All of this ontological and classificatory speculation is germane to the book itself, as it turns out. Section 9 is the “Author’s Foreword,” and it’s clear from the footnotes and other internal evidence that DFW did want this Foreword to be somewhere a ways into the book (I mean, I really don’t mean to say that Pietsch is a bad guy for putting the book together; it was clearly a heroic effort and labor of love, and he did his best with the assignment he chose, which was to make a pile of papers into a salable product.) In it, DFW claims that the book is a memoir, not fiction at all, but is called a novel for legal purposes. It’s weird and tricksy, exactly the “kind of clever metafictional titty-pincher” DFW claims in this very chapter that the book is not.
Because, look: for reasons that are as yet unclear to me (and I suspect may never be clear to me), DFW wrote himself into the book. He claims to have served as an IRS employee in the mid-80s after leaving college, having written papers for cash. Two of the biggest chunks of narrative in the book (though not the biggest) are concerned with this DFW character. He goes to some lengths to convince readers of this “foreword” that the book is factual, including the following:
Our mutual contract here is based on the presumptions of (a) my veracity, and (b) your understanding that any features or semions that might appear to undercut that veracity are in fact protective legal devices, not unlike the boilerplate that accompanies sweepstakes and civil contracts, and thus are not meant to be decoded or ‘read’ so much as merely acquiesced to as part of the cost of our doing business together, so to speak, in today’s commercial climate.
DFW explicitly dismisses the idea that he’s playing on different definitions or kinds of “truth” here (i.e., that the book is all true in an emotional or aesthetic sense, the typical claim for fiction’s “truthfulness”). He also, interestingly, refers to himself as “primarily a fiction writer,” which is not the way most of the general reading public knew him: more people read his very popular nonfiction, at least before his death. And maybe he hoped to bring together those two published personae — DFW the avant-garde fiction writer, and DFW the genius profiler and cruise-ship-interrogator — in this book. But maybe what DFW was mostly up to with this “Foreword” was an attempt to sort of cut the Gordian knot which the reading of literary fiction of his sort has become. The stakes, frankly, have become so small, and he wanted to raise them. As he points out in this section, people care about “made-up stuff” in memoirs in a way that they do not in fiction, much less metafiction or belles lettres. I think the Foreword might be a way of asking us to read and act like it’s all true, even if it’s not. To pay attention to it, especially when it’s “user-unfriendly” or boring, as though it were as true as the “real world,” which was part of the point of metafiction in the first place (I think, though in the past I’ve thought of it more as pointing out that the “real world” is as structured and narrative-based and “false” as the fictional ones). Because even if the work is demonstrably clever and metafictional, he absolutely did not want it to be a “titty-pincher”: a kind of low-stakes, slightly hurtful, slightly titillating prank.

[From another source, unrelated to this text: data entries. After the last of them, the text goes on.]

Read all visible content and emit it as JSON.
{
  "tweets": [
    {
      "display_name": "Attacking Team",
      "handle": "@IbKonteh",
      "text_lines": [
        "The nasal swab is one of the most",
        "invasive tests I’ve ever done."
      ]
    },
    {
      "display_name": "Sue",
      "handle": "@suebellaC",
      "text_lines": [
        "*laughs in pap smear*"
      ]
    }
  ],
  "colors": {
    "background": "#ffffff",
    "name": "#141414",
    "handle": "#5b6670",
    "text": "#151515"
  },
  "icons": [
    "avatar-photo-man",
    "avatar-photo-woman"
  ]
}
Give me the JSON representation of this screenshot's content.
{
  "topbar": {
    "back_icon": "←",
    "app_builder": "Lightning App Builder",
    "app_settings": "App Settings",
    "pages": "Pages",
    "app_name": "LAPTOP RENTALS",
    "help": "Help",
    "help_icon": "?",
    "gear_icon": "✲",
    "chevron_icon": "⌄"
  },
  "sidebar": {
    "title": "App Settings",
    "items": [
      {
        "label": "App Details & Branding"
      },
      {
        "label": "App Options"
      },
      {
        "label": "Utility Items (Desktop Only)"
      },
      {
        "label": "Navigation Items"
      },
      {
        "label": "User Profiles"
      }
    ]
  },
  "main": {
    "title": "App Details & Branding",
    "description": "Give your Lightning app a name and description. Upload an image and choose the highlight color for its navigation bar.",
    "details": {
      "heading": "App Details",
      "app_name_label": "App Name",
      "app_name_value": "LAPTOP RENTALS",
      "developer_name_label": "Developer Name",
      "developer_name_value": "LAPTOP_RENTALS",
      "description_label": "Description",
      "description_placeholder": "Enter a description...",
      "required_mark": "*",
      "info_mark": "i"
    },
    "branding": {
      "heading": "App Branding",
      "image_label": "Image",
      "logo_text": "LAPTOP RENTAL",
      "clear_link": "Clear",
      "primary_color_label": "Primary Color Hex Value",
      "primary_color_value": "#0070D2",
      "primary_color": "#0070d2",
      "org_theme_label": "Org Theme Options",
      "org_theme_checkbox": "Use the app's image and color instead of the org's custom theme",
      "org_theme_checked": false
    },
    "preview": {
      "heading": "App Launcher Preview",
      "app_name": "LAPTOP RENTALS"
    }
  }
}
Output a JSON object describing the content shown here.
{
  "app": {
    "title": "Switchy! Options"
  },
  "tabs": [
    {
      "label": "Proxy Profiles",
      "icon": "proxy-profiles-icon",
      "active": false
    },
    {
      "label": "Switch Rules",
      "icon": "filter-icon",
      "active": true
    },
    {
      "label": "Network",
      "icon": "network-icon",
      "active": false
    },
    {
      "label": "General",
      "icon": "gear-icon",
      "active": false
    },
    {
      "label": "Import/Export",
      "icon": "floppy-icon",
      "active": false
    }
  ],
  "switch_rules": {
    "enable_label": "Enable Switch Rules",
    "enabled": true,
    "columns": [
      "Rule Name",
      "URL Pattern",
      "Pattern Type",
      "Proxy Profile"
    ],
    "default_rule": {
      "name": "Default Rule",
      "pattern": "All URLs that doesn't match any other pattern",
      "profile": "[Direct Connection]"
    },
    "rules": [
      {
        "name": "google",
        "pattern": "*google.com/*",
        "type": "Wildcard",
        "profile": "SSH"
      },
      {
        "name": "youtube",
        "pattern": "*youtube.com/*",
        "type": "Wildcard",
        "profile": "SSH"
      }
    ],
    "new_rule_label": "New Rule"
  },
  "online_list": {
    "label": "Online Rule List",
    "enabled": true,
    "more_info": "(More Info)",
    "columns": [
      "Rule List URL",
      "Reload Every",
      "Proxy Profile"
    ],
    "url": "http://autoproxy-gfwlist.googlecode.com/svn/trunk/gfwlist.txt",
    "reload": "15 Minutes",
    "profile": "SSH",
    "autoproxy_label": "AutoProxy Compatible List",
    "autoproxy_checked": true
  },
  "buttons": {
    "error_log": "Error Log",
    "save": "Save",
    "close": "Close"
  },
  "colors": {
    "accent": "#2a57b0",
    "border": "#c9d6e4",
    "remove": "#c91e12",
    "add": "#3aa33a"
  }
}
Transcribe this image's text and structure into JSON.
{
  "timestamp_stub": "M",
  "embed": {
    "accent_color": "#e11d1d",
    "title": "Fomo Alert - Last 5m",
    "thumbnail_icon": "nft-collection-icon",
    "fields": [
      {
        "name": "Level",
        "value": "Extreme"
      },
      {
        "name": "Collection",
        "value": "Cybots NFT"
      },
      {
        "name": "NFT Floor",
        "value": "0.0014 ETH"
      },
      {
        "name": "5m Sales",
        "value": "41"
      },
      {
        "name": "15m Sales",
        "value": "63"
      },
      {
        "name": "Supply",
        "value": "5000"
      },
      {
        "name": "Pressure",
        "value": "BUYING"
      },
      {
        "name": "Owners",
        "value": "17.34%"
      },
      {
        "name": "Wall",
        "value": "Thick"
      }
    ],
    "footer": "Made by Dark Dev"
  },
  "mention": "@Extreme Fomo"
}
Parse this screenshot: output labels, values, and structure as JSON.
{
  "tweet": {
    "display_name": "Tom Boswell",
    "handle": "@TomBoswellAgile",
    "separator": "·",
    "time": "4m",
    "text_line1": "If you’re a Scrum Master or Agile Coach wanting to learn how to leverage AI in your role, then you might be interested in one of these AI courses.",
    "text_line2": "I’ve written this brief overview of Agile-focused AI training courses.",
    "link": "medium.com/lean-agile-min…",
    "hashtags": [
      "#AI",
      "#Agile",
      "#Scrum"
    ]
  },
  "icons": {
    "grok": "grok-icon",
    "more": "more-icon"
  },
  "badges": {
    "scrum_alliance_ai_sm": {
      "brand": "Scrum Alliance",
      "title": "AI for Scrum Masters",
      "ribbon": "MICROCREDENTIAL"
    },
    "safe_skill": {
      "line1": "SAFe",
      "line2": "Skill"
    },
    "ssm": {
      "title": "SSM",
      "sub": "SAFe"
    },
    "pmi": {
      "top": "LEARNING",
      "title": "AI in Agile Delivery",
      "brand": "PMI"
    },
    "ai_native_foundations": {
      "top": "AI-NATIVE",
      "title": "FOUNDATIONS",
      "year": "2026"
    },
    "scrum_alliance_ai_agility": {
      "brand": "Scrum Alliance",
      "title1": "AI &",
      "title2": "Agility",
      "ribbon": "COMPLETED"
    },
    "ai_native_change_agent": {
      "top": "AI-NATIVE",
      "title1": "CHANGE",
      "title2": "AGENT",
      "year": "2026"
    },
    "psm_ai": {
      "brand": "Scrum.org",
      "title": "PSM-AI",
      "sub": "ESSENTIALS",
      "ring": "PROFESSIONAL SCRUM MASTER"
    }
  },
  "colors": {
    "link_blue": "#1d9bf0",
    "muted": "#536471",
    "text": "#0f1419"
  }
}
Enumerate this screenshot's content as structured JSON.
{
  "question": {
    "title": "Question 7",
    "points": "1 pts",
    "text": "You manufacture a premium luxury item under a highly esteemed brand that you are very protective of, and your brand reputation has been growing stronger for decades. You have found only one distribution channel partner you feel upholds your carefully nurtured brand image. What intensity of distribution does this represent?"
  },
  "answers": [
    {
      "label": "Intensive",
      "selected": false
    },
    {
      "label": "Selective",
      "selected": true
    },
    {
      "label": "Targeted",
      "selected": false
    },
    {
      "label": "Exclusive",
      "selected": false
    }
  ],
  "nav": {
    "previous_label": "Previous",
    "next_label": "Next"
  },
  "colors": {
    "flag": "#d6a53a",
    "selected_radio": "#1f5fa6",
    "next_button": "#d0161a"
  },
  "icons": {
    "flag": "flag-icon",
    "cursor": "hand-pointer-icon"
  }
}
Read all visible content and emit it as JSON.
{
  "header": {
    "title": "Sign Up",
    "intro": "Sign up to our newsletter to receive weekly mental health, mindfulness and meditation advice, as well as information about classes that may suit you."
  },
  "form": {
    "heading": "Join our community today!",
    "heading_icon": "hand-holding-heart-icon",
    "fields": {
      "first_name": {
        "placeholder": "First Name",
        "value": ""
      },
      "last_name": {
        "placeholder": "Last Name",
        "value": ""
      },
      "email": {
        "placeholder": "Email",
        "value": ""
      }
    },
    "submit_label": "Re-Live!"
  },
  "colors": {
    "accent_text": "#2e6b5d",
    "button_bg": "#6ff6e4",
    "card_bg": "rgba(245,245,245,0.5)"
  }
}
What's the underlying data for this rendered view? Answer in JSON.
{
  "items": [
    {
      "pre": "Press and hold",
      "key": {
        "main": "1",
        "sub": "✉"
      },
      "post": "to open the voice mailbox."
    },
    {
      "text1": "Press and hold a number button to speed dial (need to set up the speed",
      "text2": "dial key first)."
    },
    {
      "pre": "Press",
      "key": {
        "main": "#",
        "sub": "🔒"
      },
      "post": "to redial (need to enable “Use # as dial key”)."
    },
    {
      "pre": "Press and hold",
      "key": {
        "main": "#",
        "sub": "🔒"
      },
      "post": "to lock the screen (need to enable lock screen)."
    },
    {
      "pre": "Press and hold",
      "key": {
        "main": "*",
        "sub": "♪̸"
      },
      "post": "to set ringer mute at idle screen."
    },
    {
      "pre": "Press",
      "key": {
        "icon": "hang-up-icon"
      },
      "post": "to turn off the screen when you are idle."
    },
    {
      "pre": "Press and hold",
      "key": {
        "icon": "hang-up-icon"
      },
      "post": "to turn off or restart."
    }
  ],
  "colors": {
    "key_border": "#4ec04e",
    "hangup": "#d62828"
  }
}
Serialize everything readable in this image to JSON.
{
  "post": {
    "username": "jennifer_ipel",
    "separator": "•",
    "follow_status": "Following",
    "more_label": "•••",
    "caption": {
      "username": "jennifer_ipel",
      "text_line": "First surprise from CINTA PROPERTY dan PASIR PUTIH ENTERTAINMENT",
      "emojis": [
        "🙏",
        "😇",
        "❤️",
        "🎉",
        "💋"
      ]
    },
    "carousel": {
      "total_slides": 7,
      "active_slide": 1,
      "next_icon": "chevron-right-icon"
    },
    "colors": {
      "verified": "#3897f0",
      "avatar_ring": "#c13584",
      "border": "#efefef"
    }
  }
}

All of this is somewhat undercut by the book’s unfinished nature: the discussions of legal reviews of final drafts and wrangling with editors and such is all obviously impossible, even if you take out the biographical information. It gives the section a kind of melancholy hilarity, this knowledge that DFW wrote all this without any of said legal reviews or editorial agonizings having taken place. Presumably some less grandiose approximation eventually did, made much easier by his decease and the chapter’s obvious falsehood accruing therefrom.